MatrixSSL is an open source and commercial project that has been designed to provide embedded SSL (Secure Sockets Layer) and TLS (Transport Layer Security) implementations for small footprint devices and applications.
Features at a glance
With under 50KB total footprint, the software includes SSL (Secure Sockets Layer) 3.0 client/sever support, TLS (Transport Layer Security) 1.0, 1.1 and 1.2 client/server support, a cryptographic library that implements the RSA, AES, MD5, SHA1, 3DES, ECC, ARC4, and RC2 encryption algorithms.

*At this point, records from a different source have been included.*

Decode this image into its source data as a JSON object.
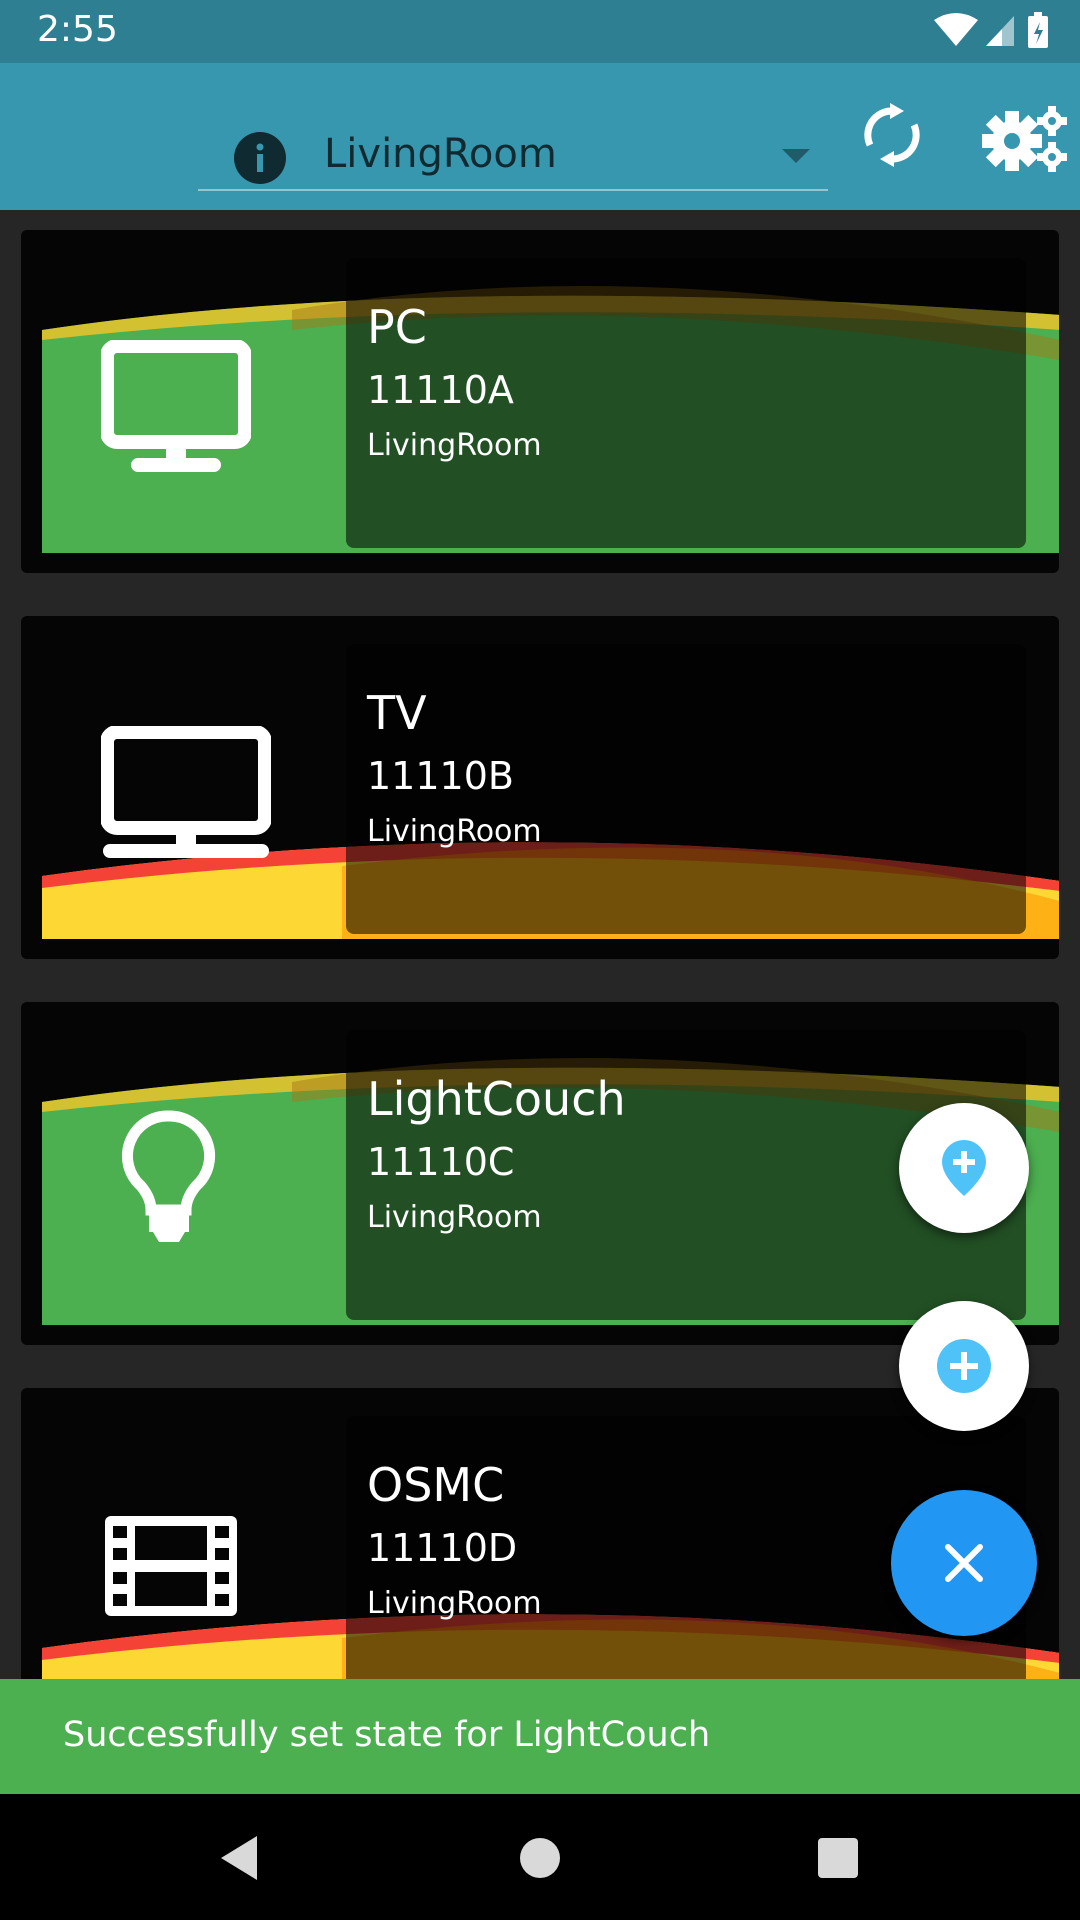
{
  "status_bar": {
    "time": "2:55"
  },
  "header": {
    "selected_room": "LivingRoom"
  },
  "devices": [
    {
      "name": "PC",
      "code": "11110A",
      "room": "LivingRoom",
      "icon": "monitor-icon",
      "state": "on"
    },
    {
      "name": "TV",
      "code": "11110B",
      "room": "LivingRoom",
      "icon": "monitor-icon",
      "state": "off"
    },
    {
      "name": "LightCouch",
      "code": "11110C",
      "room": "LivingRoom",
      "icon": "lightbulb-icon",
      "state": "on"
    },
    {
      "name": "OSMC",
      "code": "11110D",
      "room": "LivingRoom",
      "icon": "film-icon",
      "state": "off"
    }
  ],
  "fab_menu": {
    "add_location_icon": "add-location-icon",
    "add_device_icon": "add-circle-icon",
    "close_icon": "close-icon"
  },
  "snackbar": {
    "message": "Successfully set state for LightCouch"
  },
  "colors": {
    "on": "#4caf50",
    "off": "#fdd835",
    "accent": "#2196f3",
    "app_bar": "#3797ae"
  }
}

Additionally, MatrixSSL provides various cipher suites, CRL (Certificate Revocation List) support, session cipher renegotiation and re-keying, X.509 certificate chain authentication, as well as optimizations for the assembly language, supporting Intel, MIPS and ARM platforms.
Among other interesting features, we can mention complete support for session caching and resumption, Stateless Session Tickets support, Server Name Indication support, RFC7301 Application Protocol Negotiation, and RSASSA-PSS Signature Algorithm support.
Another interesting feature is the ability to parse ASN.1 DER and X.509 .pem certificates. The project also supports PKCS#12, PKCS#5, PKCS#1.5 and PKCS#8 for key formatting, supports SSH (Secure Shell) command-line, supports DTLS (Datagram Transport Layer Security), provides pluggable cipher suite, crypto provider, perating system and malloc interfaces, supports TCP/IP, and offers both end-user and developer documentation.
Getting started with MatrixSSL
To install the MatrixSSL software on your GNU/Linux operating system, download the latest release from the project’s website (see the homepage link at the end of the review), save it somewhere on your computer, and unpack it.
Open a terminal emulator app, go to the location where you’ve extracted the archive file (e.g. cd /home/softpedia/matrixssl-3-7-1-open - replace ‘softpedia’ with your username), run the ‘make’ command to compile the program, and then run the ‘sudo make install’ command to install it.